Problem details:
In the records below, which lines include "value"? Copy them.
··· Material to process
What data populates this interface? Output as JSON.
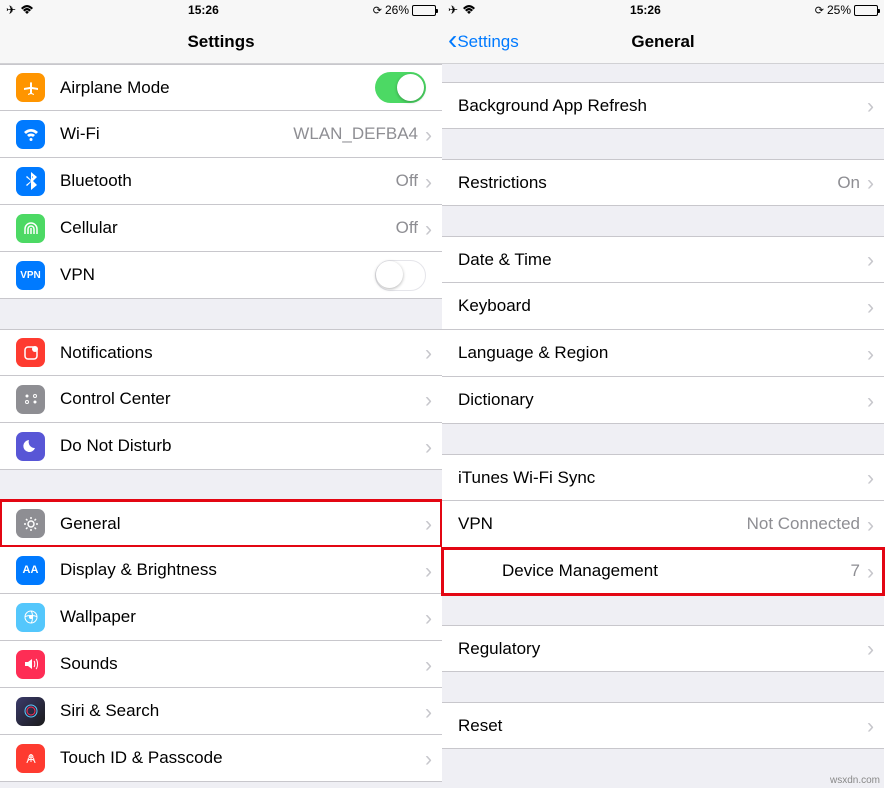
{
  "left": {
    "status": {
      "time": "15:26",
      "battery": "26%",
      "battery_fill": 26
    },
    "nav": {
      "title": "Settings"
    },
    "rows": {
      "airplane": {
        "label": "Airplane Mode",
        "icon_bg": "#ff9500",
        "toggle": true
      },
      "wifi": {
        "label": "Wi-Fi",
        "value": "WLAN_DEFBA4",
        "icon_bg": "#007aff"
      },
      "bluetooth": {
        "label": "Bluetooth",
        "value": "Off",
        "icon_bg": "#007aff"
      },
      "cellular": {
        "label": "Cellular",
        "value": "Off",
        "icon_bg": "#4cd964"
      },
      "vpn": {
        "label": "VPN",
        "icon_bg": "#007aff",
        "toggle": false
      },
      "notifications": {
        "label": "Notifications",
        "icon_bg": "#fe3b30"
      },
      "control": {
        "label": "Control Center",
        "icon_bg": "#8e8e93"
      },
      "dnd": {
        "label": "Do Not Disturb",
        "icon_bg": "#5856d6"
      },
      "general": {
        "label": "General",
        "icon_bg": "#8e8e93"
      },
      "display": {
        "label": "Display & Brightness",
        "icon_bg": "#007aff"
      },
      "wallpaper": {
        "label": "Wallpaper",
        "icon_bg": "#54c7fc"
      },
      "sounds": {
        "label": "Sounds",
        "icon_bg": "#fe2d55"
      },
      "siri": {
        "label": "Siri & Search",
        "icon_bg": "#1a1a1a"
      },
      "touchid": {
        "label": "Touch ID & Passcode",
        "icon_bg": "#fe3b30"
      }
    }
  },
  "right": {
    "status": {
      "time": "15:26",
      "battery": "25%",
      "battery_fill": 25
    },
    "nav": {
      "back": "Settings",
      "title": "General"
    },
    "rows": {
      "bgrefresh": {
        "label": "Background App Refresh"
      },
      "restrictions": {
        "label": "Restrictions",
        "value": "On"
      },
      "datetime": {
        "label": "Date & Time"
      },
      "keyboard": {
        "label": "Keyboard"
      },
      "language": {
        "label": "Language & Region"
      },
      "dictionary": {
        "label": "Dictionary"
      },
      "itunes": {
        "label": "iTunes Wi-Fi Sync"
      },
      "vpn": {
        "label": "VPN",
        "value": "Not Connected"
      },
      "device": {
        "label": "Device Management",
        "value": "7"
      },
      "regulatory": {
        "label": "Regulatory"
      },
      "reset": {
        "label": "Reset"
      }
    }
  },
  "watermark": "wsxdn.com"
}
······
Exercise output:
        "value": "WLAN_DEFBA4",
        "value": "Off",
        "value": "Off",
        "value": "On"
        "value": "Not Connected"
        "value": "7"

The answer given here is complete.